**YOUR ASSIGNMENT**
Please state how many lines in the records below contain the word "name"; the number alone is the answer.

**INPUT RECORDS**
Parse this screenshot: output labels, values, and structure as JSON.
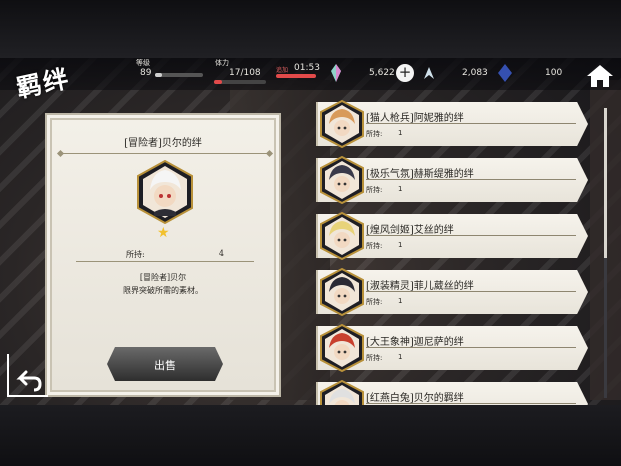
{
  "header": {
    "title": "羁绊",
    "level_label": "等级",
    "level_value": "89",
    "stamina_label": "体力",
    "stamina_value": "17/108",
    "timer_label": "追加",
    "timer_value": "01:53",
    "crystals": "5,622",
    "currency2": "2,083",
    "currency3": "100",
    "level_progress": 0.15,
    "stamina_progress": 0.16
  },
  "detail": {
    "title": "[冒险者]贝尔的绊",
    "stars": "★",
    "own_label": "所持:",
    "own_value": "4",
    "desc_line1": "[冒险者]贝尔",
    "desc_line2": "限界突破所需的素材。",
    "sell_label": "出售"
  },
  "list": [
    {
      "name": "[猫人枪兵]阿妮雅的绊",
      "own_label": "所持:",
      "own_value": "1",
      "color": "#d89a5a"
    },
    {
      "name": "[极乐气氛]赫斯缇雅的绊",
      "own_label": "所持:",
      "own_value": "1",
      "color": "#3a3a4a"
    },
    {
      "name": "[煌风剑姬]艾丝的绊",
      "own_label": "所持:",
      "own_value": "1",
      "color": "#e8d37a"
    },
    {
      "name": "[淑装精灵]菲儿葳丝的绊",
      "own_label": "所持:",
      "own_value": "1",
      "color": "#2a2a35"
    },
    {
      "name": "[大王象神]迦尼萨的绊",
      "own_label": "所持:",
      "own_value": "1",
      "color": "#c8402e"
    },
    {
      "name": "[红燕白兔]贝尔的羁绊",
      "own_label": "所持:",
      "own_value": "1",
      "color": "#e0e0e0"
    }
  ],
  "colors": {
    "accent": "#f2c12e",
    "panel": "#f3f0e8",
    "dark": "#1a1a1f"
  }
}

**FINAL ANSWER**
6